Color It In
It’s after all my forms and shapes and type have been rendered and arranged that I add color. I rarely show the b&w stage to my clients (you won’t need to prove to them that the composition’s strength is based on your seasoned design skills; they’ll understand that intuitively as they respond to the work). As they are (understandably) as interested, if not more interested in the colors of the package than the composition itself, and how their game will stand out next to competing product, there’s no sense in making them wait to see color options (â€œWhat colors are you thinkingâ€ will be the first thing out of their mouths).
It’s here that I’ll offer a confession: I am not a natural when it comes to new and exciting color combinations. I have always been drawn to the bold and basic: red, yellow, and blue (think the original Lego brick sets), yellow, black, and red (70’s era exploitation movie posters), red and whiteâ€¦OK, ANYTHING with red and a lot of it (just check out the GPI branding). Sports uniforms have always been central to my aesthetic influences, generally designed to be bold and immediately recognizable on small, lo-def TV screens of old before UHD screens made even the smallest details noticeable. Team colors (though it’s evolved A LOT over the years) were simple and familiar combinations. So it’s likely that the color lobe of my reptile brain was influenced (and still is) by that specific corner of the design world. It simply does it for me.
Find Your Inspiration
I also freely admit that my favorite color combos (and the liberal use of red in particular) do not work for every game (if many at all), every theme, or every mood I’m looking to capture. So when dealing with an abstract idea that isn’t constrained by needing to look like an actual object (see Big G’s â€œMega Mouthâ€ package concepts below) I always have a tool kit handy, and there has never, ever been a time in the history of design and branding that makes it as painlessly easy (and free) to find inspiration than right here in the 21st century. Instagram, Pinterest, Dribbble, Behance, Deviant Art, and scores of other creative platforms are bursting with millions of bits of inspiration and ideas, so pick your poison and drink it all down. You might find color inspiration from an illustrator you follow, a sneaker feed, a vintage poster collection, an interior design site, a book cover, etc. It’s endless, and it amazes me the â€œnewâ€ combinations that creatives come up with that will give exciting variations to a designer’s options when we present them to our clients.

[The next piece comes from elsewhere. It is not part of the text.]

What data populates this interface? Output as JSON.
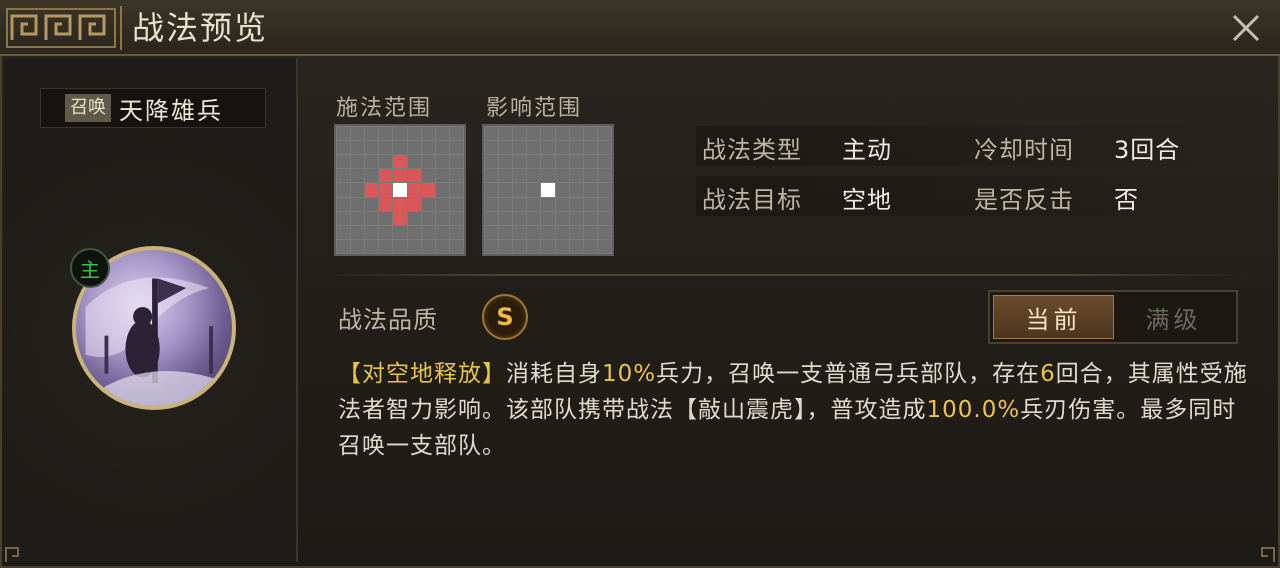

Now having said all that, the best / most appropriate color choices might be driven by the theme itself, particularly if that theme is based in the real world. If the cover design features water, then it’s probably going to read best as a shade of blue. If the game features an animal, then it certainly makes the most sense to color the creature to match its real-life counterpart. The same applies for food, plants, people, or an entertainment license, etc. Look to the real world to guide your color choices. It’s fun and completely acceptable to mix things up for the sake of originality and imagination, but when you consider that your package will get a split second of attention from a busy shopper, it’s often wisest that the colors of the objects themselves are immediately recognizable. Your overall branding will fall in line to best compliment the color of the hero art.
And Be Yourself
Lastly, do you. There have been quite a few conversations during the brief stage when I’ve heard, â€œWe really like what you did with such-and-such product,â€ and a lot of times they’re referring directly to the color combos used. Assuming you’re not working on a new product that competes directly with a past project, then heyâ€¦give the people what they want. Maybe you have a signature color look that clients will begin to seek out. Now you’re on to something.